Website and app data records
=== Begin Enclosure ===
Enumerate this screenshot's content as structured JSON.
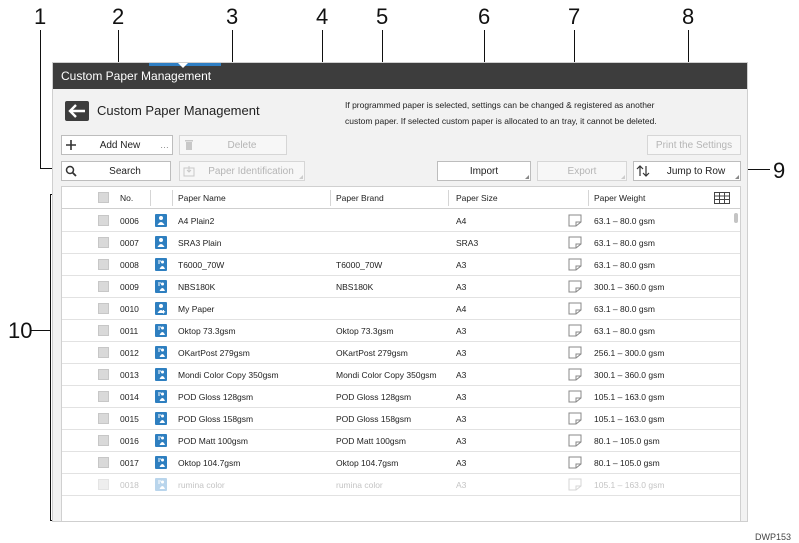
{
  "callouts": [
    "1",
    "2",
    "3",
    "4",
    "5",
    "6",
    "7",
    "8",
    "9",
    "10"
  ],
  "figure_code": "DWP153",
  "window": {
    "title": "Custom Paper Management"
  },
  "header": {
    "title": "Custom Paper Management",
    "notice_line1": "If programmed paper is selected, settings can be changed & registered as another",
    "notice_line2": "custom paper. If selected custom paper is allocated to an tray, it cannot be deleted."
  },
  "toolbar": {
    "add_new": "Add New",
    "delete": "Delete",
    "print_settings": "Print the Settings",
    "search": "Search",
    "paper_identification": "Paper Identification",
    "import": "Import",
    "export": "Export",
    "jump_to_row": "Jump to Row"
  },
  "table": {
    "columns": [
      "No.",
      "Paper Name",
      "Paper Brand",
      "Paper Size",
      "Paper Weight"
    ],
    "rows": [
      {
        "no": "0006",
        "name": "A4 Plain2",
        "brand": "",
        "size": "A4",
        "weight": "63.1 – 80.0 gsm",
        "icon": "user-paper-icon"
      },
      {
        "no": "0007",
        "name": "SRA3 Plain",
        "brand": "",
        "size": "SRA3",
        "weight": "63.1 – 80.0 gsm",
        "icon": "user-paper-icon"
      },
      {
        "no": "0008",
        "name": "T6000_70W",
        "brand": "T6000_70W",
        "size": "A3",
        "weight": "63.1 – 80.0 gsm",
        "icon": "catalog-paper-icon"
      },
      {
        "no": "0009",
        "name": "NBS180K",
        "brand": "NBS180K",
        "size": "A3",
        "weight": "300.1 – 360.0 gsm",
        "icon": "catalog-paper-icon"
      },
      {
        "no": "0010",
        "name": "My Paper",
        "brand": "",
        "size": "A4",
        "weight": "63.1 – 80.0 gsm",
        "icon": "user-paper-plus-icon"
      },
      {
        "no": "0011",
        "name": "Oktop 73.3gsm",
        "brand": "Oktop 73.3gsm",
        "size": "A3",
        "weight": "63.1 – 80.0 gsm",
        "icon": "catalog-paper-icon"
      },
      {
        "no": "0012",
        "name": "OKartPost 279gsm",
        "brand": "OKartPost 279gsm",
        "size": "A3",
        "weight": "256.1 – 300.0 gsm",
        "icon": "catalog-paper-icon"
      },
      {
        "no": "0013",
        "name": "Mondi Color Copy 350gsm",
        "brand": "Mondi Color Copy 350gsm",
        "size": "A3",
        "weight": "300.1 – 360.0 gsm",
        "icon": "catalog-paper-icon"
      },
      {
        "no": "0014",
        "name": "POD Gloss 128gsm",
        "brand": "POD Gloss 128gsm",
        "size": "A3",
        "weight": "105.1 – 163.0 gsm",
        "icon": "catalog-paper-icon"
      },
      {
        "no": "0015",
        "name": "POD Gloss 158gsm",
        "brand": "POD Gloss 158gsm",
        "size": "A3",
        "weight": "105.1 – 163.0 gsm",
        "icon": "catalog-paper-icon"
      },
      {
        "no": "0016",
        "name": "POD Matt 100gsm",
        "brand": "POD Matt 100gsm",
        "size": "A3",
        "weight": "80.1 – 105.0 gsm",
        "icon": "catalog-paper-icon"
      },
      {
        "no": "0017",
        "name": "Oktop 104.7gsm",
        "brand": "Oktop 104.7gsm",
        "size": "A3",
        "weight": "80.1 – 105.0 gsm",
        "icon": "catalog-paper-icon"
      },
      {
        "no": "0018",
        "name": "rumina color",
        "brand": "rumina color",
        "size": "A3",
        "weight": "105.1 – 163.0 gsm",
        "icon": "catalog-paper-icon"
      }
    ]
  },
  "colors": {
    "titlebar": "#3d3d3d",
    "accent": "#2f7fc4",
    "paper_icon": "#2e7fc0"
  }
}
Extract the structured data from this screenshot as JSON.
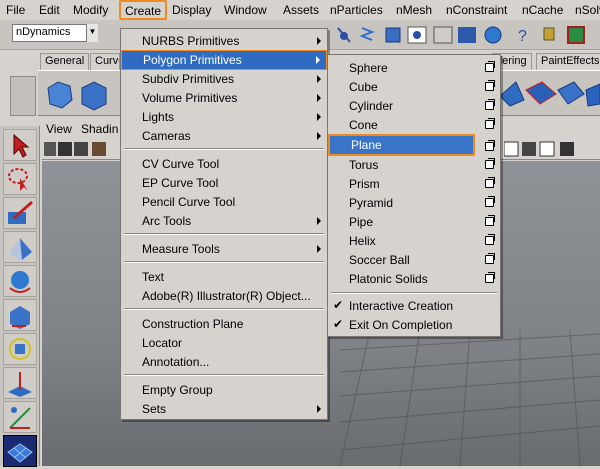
{
  "menubar": {
    "items": [
      "File",
      "Edit",
      "Modify",
      "Create",
      "Display",
      "Window",
      "Assets",
      "nParticles",
      "nMesh",
      "nConstraint",
      "nCache",
      "nSolv"
    ]
  },
  "statusline": {
    "mode": "nDynamics"
  },
  "shelf": {
    "tabs": [
      "General",
      "Curve",
      "dering",
      "PaintEffects"
    ]
  },
  "panel": {
    "menus": [
      "View",
      "Shadin"
    ]
  },
  "create_menu": {
    "items": [
      "NURBS Primitives",
      "Polygon Primitives",
      "Subdiv Primitives",
      "Volume Primitives",
      "Lights",
      "Cameras",
      "CV Curve Tool",
      "EP Curve Tool",
      "Pencil Curve Tool",
      "Arc Tools",
      "Measure Tools",
      "Text",
      "Adobe(R) Illustrator(R) Object...",
      "Construction Plane",
      "Locator",
      "Annotation...",
      "Empty Group",
      "Sets"
    ],
    "highlighted": "Polygon Primitives"
  },
  "poly_menu": {
    "items": [
      "Sphere",
      "Cube",
      "Cylinder",
      "Cone",
      "Plane",
      "Torus",
      "Prism",
      "Pyramid",
      "Pipe",
      "Helix",
      "Soccer Ball",
      "Platonic Solids"
    ],
    "highlighted": "Plane",
    "toggles": [
      "Interactive Creation",
      "Exit On Completion"
    ],
    "check_mark": "✔"
  },
  "colors": {
    "highlight": "#2f6bc1",
    "accent_outline": "#f08a1c"
  }
}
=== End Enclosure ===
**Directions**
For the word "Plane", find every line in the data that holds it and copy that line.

**Answer to the exercise**
      "Construction Plane",
      "Plane",
    "highlighted": "Plane",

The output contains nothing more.